VPN and dial-in connections provide a means to extend your corporate network to remote users and locations, allowing those remote users and locations to access your corporate resources as if they were local. With this access comes the need to harden these connections to ensure that you maintain the desired level of security on your infrastructure while providing the kind of functionality required by your users and business.
If you are providing VPN connectivity, you should use IPsec for your VPN connection protocol. If you require multiprotocol support, you should use L2TP tunneled within IPsec to provide connectivity. You should not use PPTP.
In providing IPsec VPN connections, you should use the most secure protocols and authentication methods available. Do not use AH as a traffic security protocol due to the fact that it does not encrypt the data. Instead, implement ESP to ensure that the data is encrypted as it is transmitted. For your encryption protocol, you should not use DES but rather should use 3DES or any of the AES encryption protocols. Message integrity should be provided by SHA-1 instead of MD5 because SHA-1 uses a large bitkey and therefore is more secure than MD5. Finally, make sure you authenticate all your connections via the use of pre-shared keys or RSA digital signatures to ensure that only authenticated peers can connect to your network.
Your VPN devices should also be hardened against threats to the devices themselves . You should only allow secure protocols for remote administration, such as SSH and HTTPS. Only authorized users should be able to connect to and manage a device, and these users should not use common passwords. Instead, they should use individual local accounts or RADIUS or TACACS+ to be authenticated and authorized. Any unnecessary services and protocols should be disabled or filtered from the device, providing the minimum required services and protocols. If all you support are IPsec VPN connections, you should disable PPTP and L2TP as unnecessary services. You should also implement redundant devices to address hardware failure scenarios, ensuring that your users obtain the maximum uptime as required by your environment. Finally, ensure that you only support authenticated routing updates with your routing protocols.
Instead of providing dedicated dial-in access, you should implement a global Internet dialer and use VPN connections to provide remote user access. If, however, you are required to provide dial-in access, ensure that all connections are authenticated and that your dial-in access is centralized and managed to make it easier to control and filter that external traffic. Where possible, implement callback against authenticated users to ensure that the connection attempt is coming from an authorized location.
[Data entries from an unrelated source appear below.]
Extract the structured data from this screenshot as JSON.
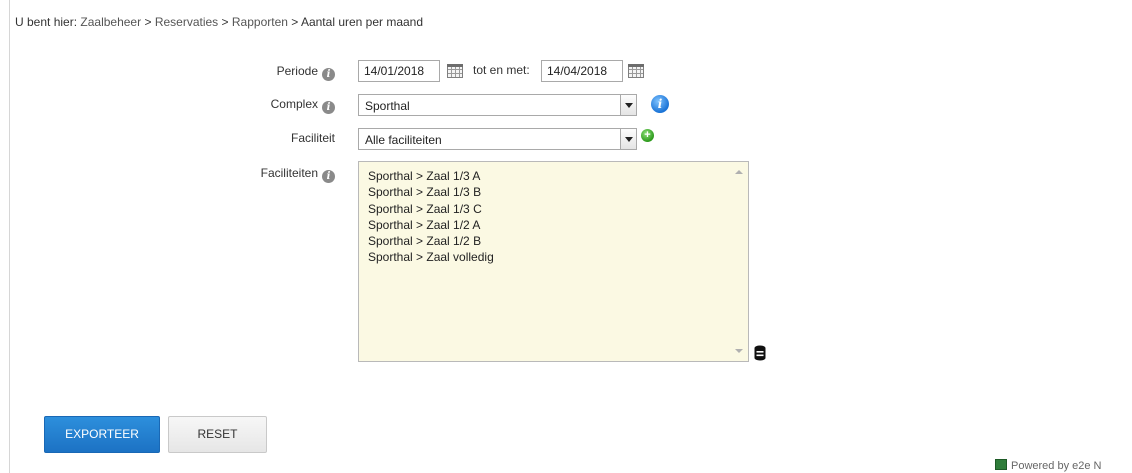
{
  "breadcrumb": {
    "prefix": "U bent hier:",
    "items": [
      "Zaalbeheer",
      "Reservaties",
      "Rapporten",
      "Aantal uren per maand"
    ],
    "separator": ">"
  },
  "form": {
    "periode_label": "Periode",
    "date_from": "14/01/2018",
    "date_to_label": "tot en met:",
    "date_to": "14/04/2018",
    "complex_label": "Complex",
    "complex_value": "Sporthal",
    "faciliteit_label": "Faciliteit",
    "faciliteit_value": "Alle faciliteiten",
    "faciliteiten_label": "Faciliteiten",
    "faciliteiten_items": [
      "Sporthal > Zaal 1/3 A",
      "Sporthal > Zaal 1/3 B",
      "Sporthal > Zaal 1/3 C",
      "Sporthal > Zaal 1/2 A",
      "Sporthal > Zaal 1/2 B",
      "Sporthal > Zaal volledig"
    ]
  },
  "buttons": {
    "export_label": "EXPORTEER",
    "reset_label": "RESET"
  },
  "footer": {
    "powered_text": "Powered by e2e N"
  },
  "icons": {
    "info": "info-icon",
    "calendar": "calendar-icon",
    "complex_info": "info-circle-icon",
    "add": "plus-circle-icon",
    "database": "database-icon"
  },
  "colors": {
    "primary_button": "#1f78c9",
    "listbox_background": "#fbf9e3",
    "info_blue": "#1a73d6",
    "add_green": "#2d9a1c"
  }
}
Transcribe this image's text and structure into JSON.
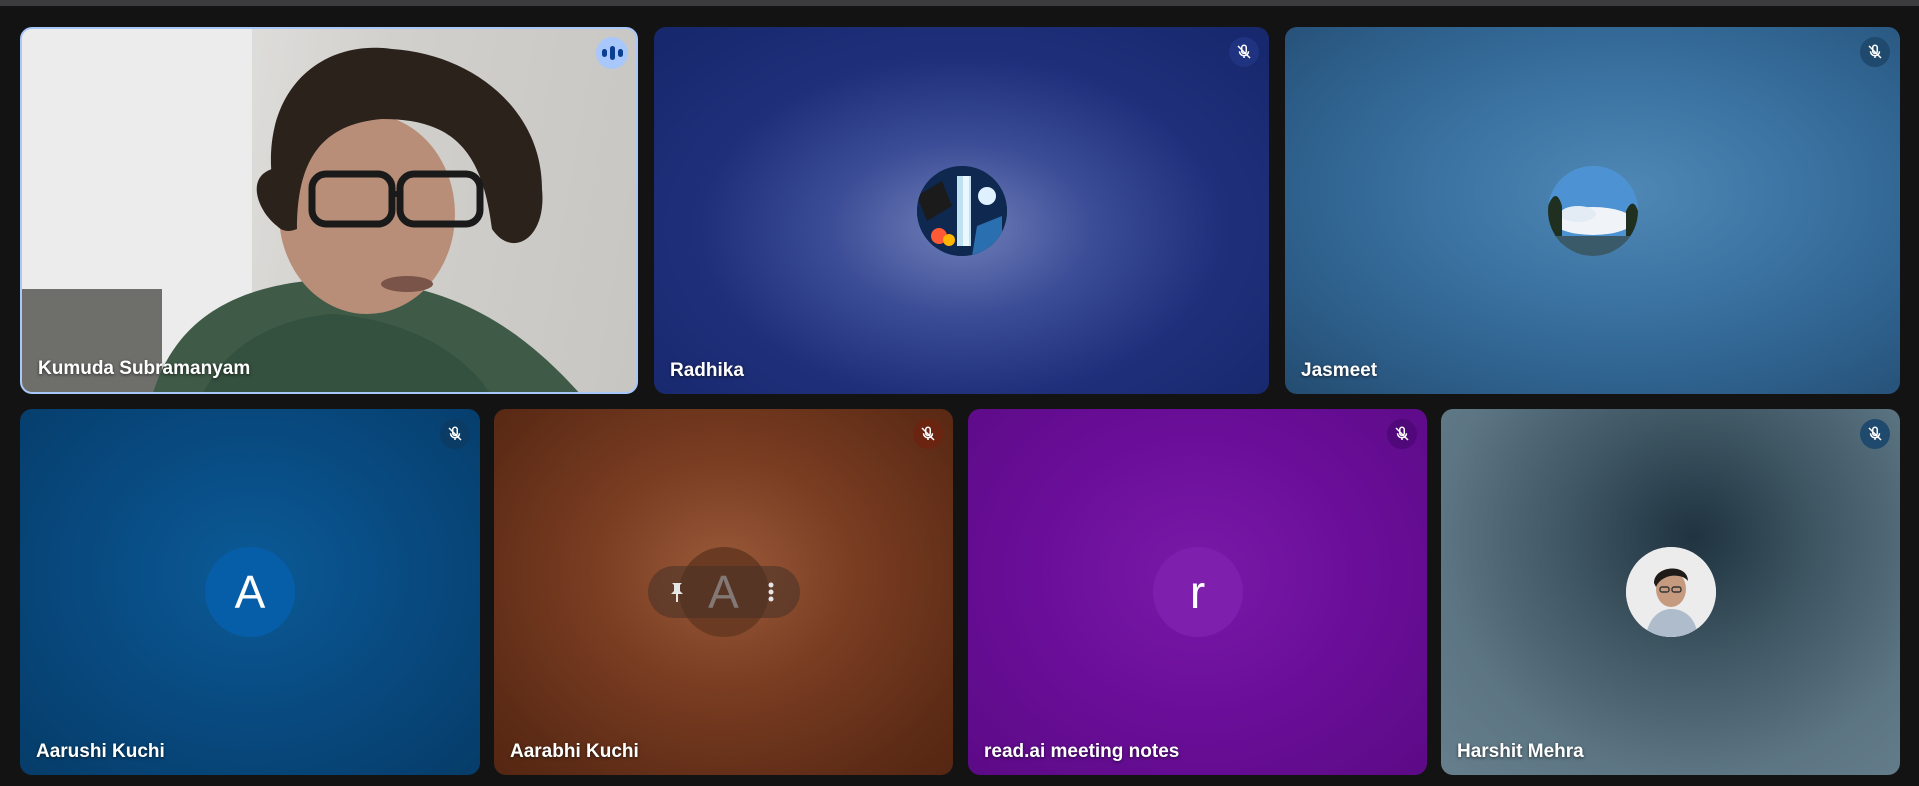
{
  "participants": [
    {
      "name": "Kumuda Subramanyam",
      "state": "speaking",
      "video": "camera"
    },
    {
      "name": "Radhika",
      "state": "muted",
      "avatar": "waterfall-photo-avatar"
    },
    {
      "name": "Jasmeet",
      "state": "muted",
      "avatar": "sky-photo-avatar"
    },
    {
      "name": "Aarushi Kuchi",
      "state": "muted",
      "avatar_letter": "A"
    },
    {
      "name": "Aarabhi Kuchi",
      "state": "muted",
      "avatar_letter": "A"
    },
    {
      "name": "read.ai meeting notes",
      "state": "muted",
      "avatar_letter": "r"
    },
    {
      "name": "Harshit Mehra",
      "state": "muted",
      "avatar": "portrait-photo-avatar"
    }
  ],
  "colors": {
    "accent": "#a8c7fa",
    "background": "#131314"
  },
  "icons": {
    "muted": "mic-off-icon",
    "speaking": "audio-level-icon",
    "pin": "pin-icon",
    "more": "more-vert-icon"
  }
}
Although providing remote access can invite a multitude of security problems in your environment, if it s done properly, you can ensure that your security posture is fundamentally unchanged after providing the kind of functionality your users and company require.